Until the real estate bubble burst in 2008 there was a steep increase in real estate values in Monaco; some homes doubled in price, Mr. Koning said. The global financial crisis cut the number of transactions by more than half, and prices fell 15 to 35 percent.
Values appear to have stabilized, but homes are taking time to sell. “Business is slow at the moment,” said Julie Alejo, the owner of EIP Agency. “Potential clients are showing interest only in high- or low-end products.”
Yet the market did get a lift as of last June, when a new law reduced closing costs by about 40 percent, said Émilie Mazza, a co-owner of Mazza Immobilier. In the long run, said Tim Swannie, a director of Home Hunts Luxury Property Specialists, the lack of a personal income tax in Monaco will help maintain a climate favorable to real estate. “Monaco’s tax-haven status ensures the market remains buoyant and prices stable,” he said, “so investment in Monaco real estate continues to be attractive.”
This apartment, priced at about 23,500 euros per square meter, would cost at least 60 percent more if it were in the Carré d’Or, Mr. Koning said. The apartment has been listed for three months and is priced lower than the average apartment in the Jardin Exotique, which is about 25,000 euros per square meter. “It’s an older building, which some people like due to the character, but other people don’t care for,” Mr. Koning said.
Only 20 percent of Monaco’s 35,000 residents are Monégasque, so the market sees many foreign buyers, most typically seeking modern apartments close to the Carré d’Or, the beach area of Larvotto, and in Fontvieille, a district reclaimed from the Mediterranean in 1981. Many older residents are French, as the French government did not collect income tax from its citizens residing in Monaco before 1963, Mr. Koning said. A stricter policy since then has discouraged French buyers, and today there are more from elsewhere in Europe, particularly Britain and the northern countries, he said.
Mr. Swannie says Monaco also has buyers from Italy, the United States, Canada, Australia, South Africa and the Middle East. Russians have been major buyers over the past five years, Ms. Alejo said.
There are no restrictions on foreign buyers, though background checks are required, Mr. Koning said. Most buyers hire agents, who typically charge about 3 percent of the purchase price, agents said. The listing agent gets 5 percent, which is paid by the seller.

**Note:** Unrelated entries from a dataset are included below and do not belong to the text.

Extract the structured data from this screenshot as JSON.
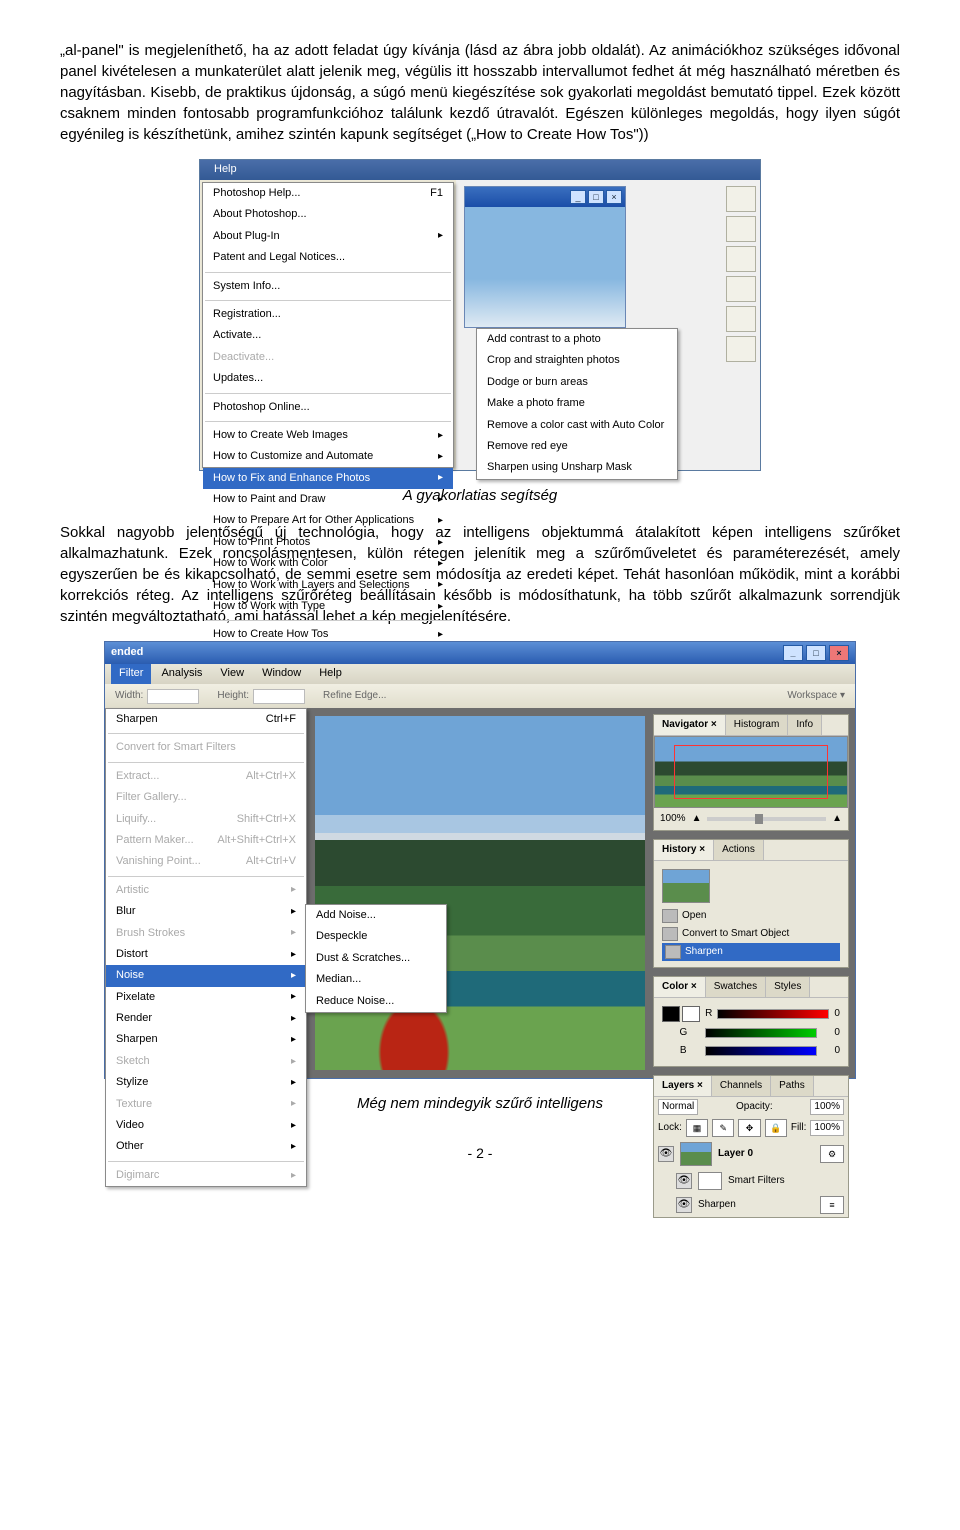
{
  "para1": "„al-panel\" is megjeleníthető, ha az adott feladat úgy kívánja (lásd az ábra jobb oldalát). Az animációkhoz szükséges idővonal panel kivételesen a munkaterület alatt jelenik meg, végülis itt hosszabb intervallumot fedhet át még használható méretben és nagyításban. Kisebb, de praktikus újdonság, a súgó menü kiegészítése sok gyakorlati megoldást bemutató tippel. Ezek között csaknem minden fontosabb programfunkcióhoz találunk kezdő útravalót. Egészen különleges megoldás, hogy ilyen súgót egyénileg is készíthetünk, amihez szintén kapunk segítséget („How to Create How Tos\"))",
  "caption1": "A gyakorlatias segítség",
  "para2": "Sokkal nagyobb jelentőségű új technológia, hogy az intelligens objektummá átalakított képen intelligens szűrőket alkalmazhatunk. Ezek roncsolásmentesen, külön rétegen jelenítik meg a szűrőműveletet és paraméterezését, amely egyszerűen be és kikapcsolható, de semmi esetre sem módosítja az eredeti képet. Tehát hasonlóan működik, mint a korábbi korrekciós réteg. Az intelligens szűrőréteg beállításain később is módosíthatunk, ha több szűrőt alkalmazunk sorrendjük szintén megváltoztatható, ami hatással lehet a kép megjelenítésére.",
  "caption2": "Még nem mindegyik szűrő intelligens",
  "pagefoot": "- 2 -",
  "ss1": {
    "menubar": {
      "help": "Help"
    },
    "menu": {
      "photoshop_help": "Photoshop Help...",
      "photoshop_help_key": "F1",
      "about_photoshop": "About Photoshop...",
      "about_plugin": "About Plug-In",
      "patent": "Patent and Legal Notices...",
      "system_info": "System Info...",
      "registration": "Registration...",
      "activate": "Activate...",
      "deactivate": "Deactivate...",
      "updates": "Updates...",
      "online": "Photoshop Online...",
      "howto_web": "How to Create Web Images",
      "howto_custom": "How to Customize and Automate",
      "howto_fix": "How to Fix and Enhance Photos",
      "howto_paint": "How to Paint and Draw",
      "howto_prepare": "How to Prepare Art for Other Applications",
      "howto_print": "How to Print Photos",
      "howto_color": "How to Work with Color",
      "howto_layers": "How to Work with Layers and Selections",
      "howto_type": "How to Work with Type",
      "howto_create": "How to Create How Tos"
    },
    "submenu": {
      "add_contrast": "Add contrast to a photo",
      "crop": "Crop and straighten photos",
      "dodge": "Dodge or burn areas",
      "frame": "Make a photo frame",
      "remove_cast": "Remove a color cast with Auto Color",
      "redeye": "Remove red eye",
      "sharpen": "Sharpen using Unsharp Mask"
    }
  },
  "ss2": {
    "title": "ended",
    "winbtn_min": "_",
    "winbtn_max": "□",
    "winbtn_close": "×",
    "menu": {
      "filter": "Filter",
      "analysis": "Analysis",
      "view": "View",
      "window": "Window",
      "help": "Help"
    },
    "optbar": {
      "width": "Width:",
      "height": "Height:",
      "refine": "Refine Edge...",
      "workspace": "Workspace ▾"
    },
    "filtmenu": {
      "sharpen_last": "Sharpen",
      "sharpen_key": "Ctrl+F",
      "convert": "Convert for Smart Filters",
      "extract": "Extract...",
      "extract_key": "Alt+Ctrl+X",
      "gallery": "Filter Gallery...",
      "liquify": "Liquify...",
      "liquify_key": "Shift+Ctrl+X",
      "pattern": "Pattern Maker...",
      "pattern_key": "Alt+Shift+Ctrl+X",
      "vanish": "Vanishing Point...",
      "vanish_key": "Alt+Ctrl+V",
      "artistic": "Artistic",
      "blur": "Blur",
      "brush": "Brush Strokes",
      "distort": "Distort",
      "noise": "Noise",
      "pixelate": "Pixelate",
      "render": "Render",
      "sharpen": "Sharpen",
      "sketch": "Sketch",
      "stylize": "Stylize",
      "texture": "Texture",
      "video": "Video",
      "other": "Other",
      "digimarc": "Digimarc"
    },
    "subfilt": {
      "add_noise": "Add Noise...",
      "despeckle": "Despeckle",
      "dust": "Dust & Scratches...",
      "median": "Median...",
      "reduce": "Reduce Noise..."
    },
    "panels": {
      "nav": {
        "tab1": "Navigator ×",
        "tab2": "Histogram",
        "tab3": "Info",
        "zoom": "100%"
      },
      "hist": {
        "tab1": "History ×",
        "tab2": "Actions",
        "open": "Open",
        "convert": "Convert to Smart Object",
        "sharpen": "Sharpen"
      },
      "color": {
        "tab1": "Color ×",
        "tab2": "Swatches",
        "tab3": "Styles",
        "r": "R",
        "g": "G",
        "b": "B",
        "rv": "0",
        "gv": "0",
        "bv": "0"
      },
      "layers": {
        "tab1": "Layers ×",
        "tab2": "Channels",
        "tab3": "Paths",
        "mode": "Normal",
        "opacity_lbl": "Opacity:",
        "opacity": "100%",
        "lock": "Lock:",
        "fill_lbl": "Fill:",
        "fill": "100%",
        "layer0": "Layer 0",
        "smart": "Smart Filters",
        "sharpen": "Sharpen"
      }
    }
  }
}
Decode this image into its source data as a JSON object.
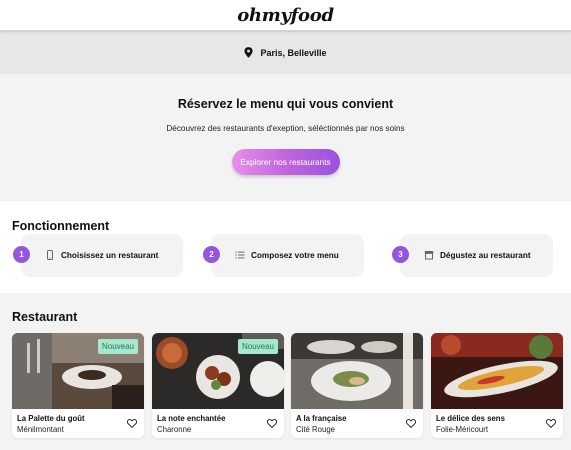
{
  "header": {
    "logo": "ohmyfood"
  },
  "location": {
    "icon": "location-pin-icon",
    "text": "Paris, Belleville"
  },
  "hero": {
    "title": "Réservez le menu qui vous convient",
    "subtitle": "Découvrez des restaurants d'exeption, séléctionnés par nos soins",
    "cta_label": "Explorer nos restaurants"
  },
  "how": {
    "title": "Fonctionnement",
    "steps": [
      {
        "number": "1",
        "icon": "smartphone-icon",
        "label": "Choisissez un restaurant"
      },
      {
        "number": "2",
        "icon": "list-icon",
        "label": "Composez votre menu"
      },
      {
        "number": "3",
        "icon": "store-icon",
        "label": "Dégustez au restaurant"
      }
    ]
  },
  "restaurants": {
    "title": "Restaurant",
    "items": [
      {
        "name": "La Palette du goût",
        "location": "Ménilmontant",
        "badge": "Nouveau"
      },
      {
        "name": "La note enchantée",
        "location": "Charonne",
        "badge": "Nouveau"
      },
      {
        "name": "A la française",
        "location": "Cité Rouge",
        "badge": ""
      },
      {
        "name": "Le délice des sens",
        "location": "Folie-Méricourt",
        "badge": ""
      }
    ]
  },
  "colors": {
    "accent_purple": "#9356dc",
    "cta_gradient_start": "#e690ea",
    "cta_gradient_end": "#9a52e0",
    "badge_bg": "#a8e6cd",
    "badge_text": "#1f7a58"
  }
}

The transaction itself is handled by a notary, who typically charges about 1 percent.
The June 2011 law reduced to 4.5 percent the registration tax charged on a typical property sale, according to Rosemont International, a financial consulting company with a branch in Monaco.
Most buyers pay in cash, but it is possible to cover as much as 70 percent of the purchase price with a mortgage, Mr. Swannie said.